**Task directions**:
The task calls for each record to be given again exactly.

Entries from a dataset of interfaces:

####################

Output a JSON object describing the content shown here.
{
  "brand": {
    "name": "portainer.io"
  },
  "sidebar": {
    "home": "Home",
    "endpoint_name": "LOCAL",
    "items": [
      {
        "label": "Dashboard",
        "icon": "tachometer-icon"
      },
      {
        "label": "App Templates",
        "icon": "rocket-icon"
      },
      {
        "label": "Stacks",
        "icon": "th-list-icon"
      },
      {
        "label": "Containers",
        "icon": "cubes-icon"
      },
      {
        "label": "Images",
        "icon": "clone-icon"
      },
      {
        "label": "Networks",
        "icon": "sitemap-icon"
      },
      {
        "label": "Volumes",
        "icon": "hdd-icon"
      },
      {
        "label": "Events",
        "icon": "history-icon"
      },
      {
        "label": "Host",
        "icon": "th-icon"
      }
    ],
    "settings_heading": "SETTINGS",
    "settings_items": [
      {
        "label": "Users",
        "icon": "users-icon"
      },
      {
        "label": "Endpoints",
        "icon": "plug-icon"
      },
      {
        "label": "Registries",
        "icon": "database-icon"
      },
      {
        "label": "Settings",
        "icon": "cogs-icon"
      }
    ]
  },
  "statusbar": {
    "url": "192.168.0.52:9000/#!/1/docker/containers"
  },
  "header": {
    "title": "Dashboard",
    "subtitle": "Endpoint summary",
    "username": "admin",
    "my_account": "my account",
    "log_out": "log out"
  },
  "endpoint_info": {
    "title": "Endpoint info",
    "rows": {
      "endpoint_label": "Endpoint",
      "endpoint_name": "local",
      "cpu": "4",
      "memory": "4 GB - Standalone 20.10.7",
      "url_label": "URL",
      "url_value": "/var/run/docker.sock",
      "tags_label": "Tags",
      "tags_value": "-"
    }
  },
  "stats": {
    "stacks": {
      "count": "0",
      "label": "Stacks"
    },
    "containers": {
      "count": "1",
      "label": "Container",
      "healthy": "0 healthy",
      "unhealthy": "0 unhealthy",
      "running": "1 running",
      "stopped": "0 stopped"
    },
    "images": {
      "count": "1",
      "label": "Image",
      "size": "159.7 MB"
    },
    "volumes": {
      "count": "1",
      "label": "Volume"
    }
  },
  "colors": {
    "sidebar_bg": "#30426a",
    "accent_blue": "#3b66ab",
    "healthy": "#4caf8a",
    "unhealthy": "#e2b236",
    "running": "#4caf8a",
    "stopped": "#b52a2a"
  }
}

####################

**Answer**:
Output a JSON object describing the content shown here.
{
  "brand": {
    "name": "portainer.io"
  },
  "sidebar": {
    "home": "Home",
    "endpoint_name": "LOCAL",
    "items": [
      {
        "label": "Dashboard",
        "icon": "tachometer-icon"
      },
      {
        "label": "App Templates",
        "icon": "rocket-icon"
      },
      {
        "label": "Stacks",
        "icon": "th-list-icon"
      },
      {
        "label": "Containers",
        "icon": "cubes-icon"
      },
      {
        "label": "Images",
        "icon": "clone-icon"
      },
      {
        "label": "Networks",
        "icon": "sitemap-icon"
      },
      {
        "label": "Volumes",
        "icon": "hdd-icon"
      },
      {
        "label": "Events",
        "icon": "history-icon"
      },
      {
        "label": "Host",
        "icon": "th-icon"
      }
    ],
    "settings_heading": "SETTINGS",
    "settings_items": [
      {
        "label": "Users",
        "icon": "users-icon"
      },
      {
        "label": "Endpoints",
        "icon": "plug-icon"
      },
      {
        "label": "Registries",
        "icon": "database-icon"
      },
      {
        "label": "Settings",
        "icon": "cogs-icon"
      }
    ]
  },
  "statusbar": {
    "url": "192.168.0.52:9000/#!/1/docker/containers"
  },
  "header": {
    "title": "Dashboard",
    "subtitle": "Endpoint summary",
    "username": "admin",
    "my_account": "my account",
    "log_out": "log out"
  },
  "endpoint_info": {
    "title": "Endpoint info",
    "rows": {
      "endpoint_label": "Endpoint",
      "endpoint_name": "local",
      "cpu": "4",
      "memory": "4 GB - Standalone 20.10.7",
      "url_label": "URL",
      "url_value": "/var/run/docker.sock",
      "tags_label": "Tags",
      "tags_value": "-"
    }
  },
  "stats": {
    "stacks": {
      "count": "0",
      "label": "Stacks"
    },
    "containers": {
      "count": "1",
      "label": "Container",
      "healthy": "0 healthy",
      "unhealthy": "0 unhealthy",
      "running": "1 running",
      "stopped": "0 stopped"
    },
    "images": {
      "count": "1",
      "label": "Image",
      "size": "159.7 MB"
    },
    "volumes": {
      "count": "1",
      "label": "Volume"
    }
  },
  "colors": {
    "sidebar_bg": "#30426a",
    "accent_blue": "#3b66ab",
    "healthy": "#4caf8a",
    "unhealthy": "#e2b236",
    "running": "#4caf8a",
    "stopped": "#b52a2a"
  }
}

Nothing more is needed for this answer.